I’m not a developer (more of a hack) so I’m always looking for way to figure out efficiencies in my process when playing around with code as I’m a very slow coder. One of those efficiencies found is around deploying my code to Amazon Lambda.
First, let’s talk about your options when deploying code to Lambda. The easiest way is to just do your development using Amazon’s IDE. The benefit here is that you can manually run some tests to validate what you’re writing, however if you’re using any dependencies the IDE has a size restriction and at some point it’s no longer available to you.
The next method is doing local development and creating a zip file of all your code and dependencies. Then manually upload your code. You can then run the same manual tests as before on your code, but the process of zipping and uploading the file is tedious specially when working on large code bases.
Next process involves the very good Amazon CLI. Using the CLI you’ll be able to save the manual process of uploading the zip file. Below you’ll find the Windows scripts I use one for small code bases (without dependencies) and one for larger ones.
echo on del index.zip echo Deleted index.zip "c:\Program Files\7-Zip\7z.exe" a index.zip index.js aws lambda update-function-code --function-name mySmallLambdaFunction --zip-file fileb://index.zip echo done [/sourcode]</blockquote> <blockquote> echo on del myZip.zip echo Deleted myZip.zip "c:\Program Files\7-Zip\7z.exe" a myZip.zip index.js node_modules echo Zipped myZip.zip aws lambda update-function-code --function-name myLargeLambdaFunction --zip-file fileb://myZip.zip echo done
Finally, the process I’ve come to enjoy the most is deploying from git. The main reason being that it forces you have a bit of a process around using git which is pretty much the standard when collaborating with multiple developers. So if you’re dragging your feet around using git take the plunge it’s worth the learning. My favorite, mainly because they have a very generous free offering is Bitbucket. Besides having private repositories they also give you 50 free build minutes which is where our deployment to Lambda from Bitbucket comes in. To get started you first need to setup a few environmental variables.
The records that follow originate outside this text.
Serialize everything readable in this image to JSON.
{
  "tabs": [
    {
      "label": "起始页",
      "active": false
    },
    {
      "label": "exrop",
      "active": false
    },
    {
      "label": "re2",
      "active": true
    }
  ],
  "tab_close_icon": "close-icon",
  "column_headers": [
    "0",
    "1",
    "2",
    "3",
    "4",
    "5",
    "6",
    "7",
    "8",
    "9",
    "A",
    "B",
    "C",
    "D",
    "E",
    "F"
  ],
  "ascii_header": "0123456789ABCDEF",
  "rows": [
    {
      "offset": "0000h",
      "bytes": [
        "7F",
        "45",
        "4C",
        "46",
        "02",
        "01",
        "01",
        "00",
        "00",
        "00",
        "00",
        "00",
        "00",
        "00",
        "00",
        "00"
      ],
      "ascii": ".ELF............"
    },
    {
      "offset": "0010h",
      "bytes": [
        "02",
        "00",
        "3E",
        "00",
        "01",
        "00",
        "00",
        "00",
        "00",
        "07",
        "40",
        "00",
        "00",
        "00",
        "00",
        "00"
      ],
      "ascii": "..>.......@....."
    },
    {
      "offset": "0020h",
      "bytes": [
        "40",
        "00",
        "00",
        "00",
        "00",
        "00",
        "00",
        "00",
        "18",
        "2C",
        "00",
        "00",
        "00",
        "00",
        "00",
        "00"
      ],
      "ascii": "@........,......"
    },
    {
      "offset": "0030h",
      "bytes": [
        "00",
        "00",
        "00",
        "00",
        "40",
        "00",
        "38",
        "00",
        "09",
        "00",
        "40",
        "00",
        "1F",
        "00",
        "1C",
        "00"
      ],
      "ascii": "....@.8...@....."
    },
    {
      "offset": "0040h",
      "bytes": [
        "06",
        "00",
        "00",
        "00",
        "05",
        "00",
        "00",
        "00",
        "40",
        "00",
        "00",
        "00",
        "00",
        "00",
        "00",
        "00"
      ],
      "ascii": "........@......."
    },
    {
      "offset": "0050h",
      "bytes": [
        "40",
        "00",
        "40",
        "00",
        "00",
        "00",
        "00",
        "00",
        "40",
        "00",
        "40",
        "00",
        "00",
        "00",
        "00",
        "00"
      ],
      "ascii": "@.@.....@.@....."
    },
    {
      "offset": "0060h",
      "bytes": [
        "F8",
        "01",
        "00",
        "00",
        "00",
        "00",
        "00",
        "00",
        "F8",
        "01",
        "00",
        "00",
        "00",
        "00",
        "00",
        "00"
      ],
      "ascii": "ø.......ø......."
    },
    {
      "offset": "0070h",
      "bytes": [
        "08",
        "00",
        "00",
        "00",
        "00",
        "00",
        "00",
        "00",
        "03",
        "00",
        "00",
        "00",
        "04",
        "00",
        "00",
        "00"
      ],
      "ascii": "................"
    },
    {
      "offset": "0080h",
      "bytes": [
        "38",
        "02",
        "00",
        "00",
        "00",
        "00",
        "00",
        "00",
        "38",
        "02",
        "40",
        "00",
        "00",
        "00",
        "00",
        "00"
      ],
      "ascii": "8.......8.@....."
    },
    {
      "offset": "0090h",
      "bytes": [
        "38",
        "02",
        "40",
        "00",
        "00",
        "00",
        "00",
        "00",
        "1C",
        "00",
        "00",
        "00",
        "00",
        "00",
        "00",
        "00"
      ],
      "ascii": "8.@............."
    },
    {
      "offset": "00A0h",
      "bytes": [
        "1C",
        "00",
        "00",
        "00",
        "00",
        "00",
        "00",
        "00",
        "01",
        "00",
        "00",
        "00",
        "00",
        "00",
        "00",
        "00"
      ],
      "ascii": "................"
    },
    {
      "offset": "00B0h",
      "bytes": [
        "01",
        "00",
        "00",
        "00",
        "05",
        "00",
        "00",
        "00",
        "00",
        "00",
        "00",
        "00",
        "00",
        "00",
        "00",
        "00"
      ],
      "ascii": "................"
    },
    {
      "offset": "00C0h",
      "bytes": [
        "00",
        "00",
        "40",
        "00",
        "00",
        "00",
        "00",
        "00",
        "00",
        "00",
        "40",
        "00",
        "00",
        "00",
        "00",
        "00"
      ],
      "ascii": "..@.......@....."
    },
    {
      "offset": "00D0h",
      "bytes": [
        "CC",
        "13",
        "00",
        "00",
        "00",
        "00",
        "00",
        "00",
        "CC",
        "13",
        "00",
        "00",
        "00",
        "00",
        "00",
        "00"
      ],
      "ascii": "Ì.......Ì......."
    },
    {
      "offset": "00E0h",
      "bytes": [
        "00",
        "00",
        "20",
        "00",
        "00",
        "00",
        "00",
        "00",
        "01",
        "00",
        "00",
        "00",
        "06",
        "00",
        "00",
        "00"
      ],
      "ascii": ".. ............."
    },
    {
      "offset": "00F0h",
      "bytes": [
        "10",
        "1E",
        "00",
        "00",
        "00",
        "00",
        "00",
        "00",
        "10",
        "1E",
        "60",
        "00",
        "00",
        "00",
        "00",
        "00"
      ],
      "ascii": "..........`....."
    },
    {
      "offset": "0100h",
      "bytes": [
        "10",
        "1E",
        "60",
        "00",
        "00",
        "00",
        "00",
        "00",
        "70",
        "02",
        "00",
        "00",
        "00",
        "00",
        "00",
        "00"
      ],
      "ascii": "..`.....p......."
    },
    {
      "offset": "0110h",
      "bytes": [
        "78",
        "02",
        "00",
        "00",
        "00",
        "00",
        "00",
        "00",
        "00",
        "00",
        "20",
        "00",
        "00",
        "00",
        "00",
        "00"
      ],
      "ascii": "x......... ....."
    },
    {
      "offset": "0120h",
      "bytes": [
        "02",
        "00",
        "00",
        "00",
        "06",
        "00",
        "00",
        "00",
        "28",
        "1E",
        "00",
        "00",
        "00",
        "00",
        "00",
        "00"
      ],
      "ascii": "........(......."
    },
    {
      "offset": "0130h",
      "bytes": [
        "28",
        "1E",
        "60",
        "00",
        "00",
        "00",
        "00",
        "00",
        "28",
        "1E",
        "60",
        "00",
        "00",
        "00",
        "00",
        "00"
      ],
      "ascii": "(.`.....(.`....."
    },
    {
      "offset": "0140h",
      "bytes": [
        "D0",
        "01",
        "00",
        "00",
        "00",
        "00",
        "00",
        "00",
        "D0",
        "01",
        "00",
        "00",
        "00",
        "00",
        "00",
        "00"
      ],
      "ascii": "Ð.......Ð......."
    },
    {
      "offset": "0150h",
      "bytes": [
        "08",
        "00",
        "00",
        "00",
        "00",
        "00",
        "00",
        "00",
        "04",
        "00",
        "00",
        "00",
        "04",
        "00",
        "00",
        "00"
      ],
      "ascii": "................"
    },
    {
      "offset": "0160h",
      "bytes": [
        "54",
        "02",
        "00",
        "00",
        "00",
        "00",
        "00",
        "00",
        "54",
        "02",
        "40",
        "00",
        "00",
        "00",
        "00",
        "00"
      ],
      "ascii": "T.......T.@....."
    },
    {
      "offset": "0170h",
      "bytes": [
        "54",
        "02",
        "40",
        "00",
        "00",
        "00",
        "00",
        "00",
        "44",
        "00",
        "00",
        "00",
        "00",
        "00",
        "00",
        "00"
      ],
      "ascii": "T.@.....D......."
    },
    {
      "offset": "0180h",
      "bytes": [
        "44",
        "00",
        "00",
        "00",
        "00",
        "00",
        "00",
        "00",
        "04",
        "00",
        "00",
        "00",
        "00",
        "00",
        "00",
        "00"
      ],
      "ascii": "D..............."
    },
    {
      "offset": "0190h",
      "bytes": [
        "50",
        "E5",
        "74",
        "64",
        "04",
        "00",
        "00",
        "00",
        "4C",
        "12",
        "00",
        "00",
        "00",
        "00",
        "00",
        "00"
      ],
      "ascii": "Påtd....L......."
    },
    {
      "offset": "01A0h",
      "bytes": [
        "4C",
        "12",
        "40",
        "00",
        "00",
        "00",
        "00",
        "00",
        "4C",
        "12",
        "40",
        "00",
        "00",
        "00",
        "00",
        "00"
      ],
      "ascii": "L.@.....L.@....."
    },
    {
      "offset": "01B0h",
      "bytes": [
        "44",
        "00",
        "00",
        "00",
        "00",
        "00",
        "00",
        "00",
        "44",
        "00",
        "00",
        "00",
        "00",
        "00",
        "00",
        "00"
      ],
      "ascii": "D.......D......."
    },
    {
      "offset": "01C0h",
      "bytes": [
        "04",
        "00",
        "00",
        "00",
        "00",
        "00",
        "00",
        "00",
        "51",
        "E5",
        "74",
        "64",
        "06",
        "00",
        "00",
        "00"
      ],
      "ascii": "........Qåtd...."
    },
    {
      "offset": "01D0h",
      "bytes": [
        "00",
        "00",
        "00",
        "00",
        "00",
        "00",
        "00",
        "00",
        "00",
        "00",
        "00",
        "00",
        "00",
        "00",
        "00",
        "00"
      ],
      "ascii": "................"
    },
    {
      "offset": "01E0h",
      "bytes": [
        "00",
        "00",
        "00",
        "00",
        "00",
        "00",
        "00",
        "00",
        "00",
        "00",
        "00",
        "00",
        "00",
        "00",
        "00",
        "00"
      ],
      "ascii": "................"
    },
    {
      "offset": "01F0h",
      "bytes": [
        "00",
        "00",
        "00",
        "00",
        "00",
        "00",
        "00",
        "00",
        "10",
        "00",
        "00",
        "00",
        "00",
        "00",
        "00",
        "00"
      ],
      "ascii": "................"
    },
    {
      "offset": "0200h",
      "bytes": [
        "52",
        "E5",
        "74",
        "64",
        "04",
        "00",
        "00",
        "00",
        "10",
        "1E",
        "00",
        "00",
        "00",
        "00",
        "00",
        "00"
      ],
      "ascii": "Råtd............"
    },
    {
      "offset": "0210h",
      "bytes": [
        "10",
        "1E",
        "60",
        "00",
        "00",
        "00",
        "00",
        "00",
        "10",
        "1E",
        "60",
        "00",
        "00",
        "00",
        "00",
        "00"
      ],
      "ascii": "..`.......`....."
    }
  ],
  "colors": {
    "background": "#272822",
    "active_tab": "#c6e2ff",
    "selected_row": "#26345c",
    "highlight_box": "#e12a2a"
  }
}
Go to your repository > settings > environment variables. You’ll need these named exactly this way.
The next step can be done in two ways. You can commit a bitbucket-pipelines.yml file to your repository or you can go to your repository > pipelines to have Bitbucket commit one for you. What the original yml file looks like doesn’t matter we’re going to change it specifically for Lambda deployment. Here’s what my file looks like with inline comments.
#I like to use the same version of Node as the Lambda function I’m using. image: node:6.10 pipelines: default: - step: script: # Modify the commands below to build your repository. - apt-get update - apt-get install -y zip - python –version #From here to there is all to enable the AWS CLI installation - apt-get install -y python-dev - apt-get install -y python-pip - pip install awscli #there - zip index.zip index.js #this is for a Lambda with a small code base. For something large you can use “zip myZip.zip index.js privatekey.json -r node_modules” notice the –r parameter to zip up folders. - aws lambda update-function-code --function-name botValidationScheduleMeeting --zip-file fileb://index.zip
Assuming you’ve done everything right you should see something like this under Pipelines.
The last 3 commits were successfully built (sent to Lambda). You can click on the commit and see detailed information on the results of every command in your yml file. You’re done, you’ve developed some code locally, committed to git, and pushed it to Lambda all with a few clicks.